[Excerpts from an interface dataset]
Start of Block

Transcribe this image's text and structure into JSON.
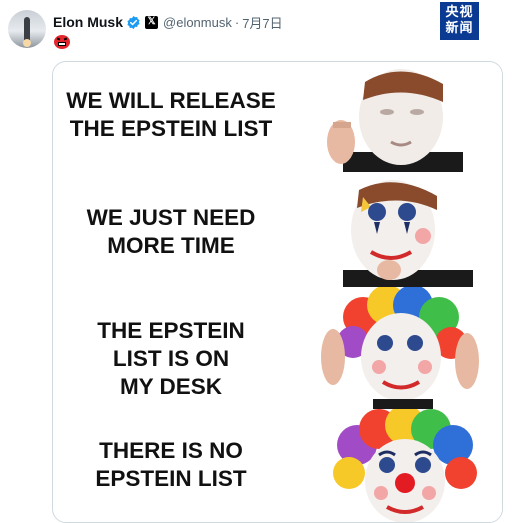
{
  "author": {
    "display_name": "Elon Musk",
    "handle": "@elonmusk",
    "separator": "·",
    "date": "7月7日",
    "affiliation_badge": "𝕏"
  },
  "icons": {
    "avatar": "rocket-avatar",
    "verified": "verified-badge-icon",
    "emoji": "cursing-face-emoji"
  },
  "watermark": {
    "line1": "央视",
    "line2": "新闻"
  },
  "meme": {
    "panels": [
      {
        "lines": [
          "WE WILL RELEASE",
          "THE EPSTEIN LIST"
        ]
      },
      {
        "lines": [
          "WE JUST NEED",
          "MORE TIME"
        ]
      },
      {
        "lines": [
          "THE EPSTEIN",
          "LIST IS ON",
          "MY DESK"
        ]
      },
      {
        "lines": [
          "THERE IS NO",
          "EPSTEIN LIST"
        ]
      }
    ]
  },
  "colors": {
    "verified_blue": "#1d9bf0",
    "text_primary": "#0f1419",
    "text_secondary": "#536471",
    "watermark_bg": "#0b3a93",
    "emoji_red": "#e3262d",
    "card_border": "#cfd9de"
  }
}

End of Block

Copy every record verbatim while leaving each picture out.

(EXERCISE RESPONSE)
Transcribe this image's text and structure into JSON.
{
  "author": {
    "display_name": "Elon Musk",
    "handle": "@elonmusk",
    "separator": "·",
    "date": "7月7日",
    "affiliation_badge": "𝕏"
  },
  "icons": {
    "avatar": "rocket-avatar",
    "verified": "verified-badge-icon",
    "emoji": "cursing-face-emoji"
  },
  "watermark": {
    "line1": "央视",
    "line2": "新闻"
  },
  "meme": {
    "panels": [
      {
        "lines": [
          "WE WILL RELEASE",
          "THE EPSTEIN LIST"
        ]
      },
      {
        "lines": [
          "WE JUST NEED",
          "MORE TIME"
        ]
      },
      {
        "lines": [
          "THE EPSTEIN",
          "LIST IS ON",
          "MY DESK"
        ]
      },
      {
        "lines": [
          "THERE IS NO",
          "EPSTEIN LIST"
        ]
      }
    ]
  },
  "colors": {
    "verified_blue": "#1d9bf0",
    "text_primary": "#0f1419",
    "text_secondary": "#536471",
    "watermark_bg": "#0b3a93",
    "emoji_red": "#e3262d",
    "card_border": "#cfd9de"
  }
}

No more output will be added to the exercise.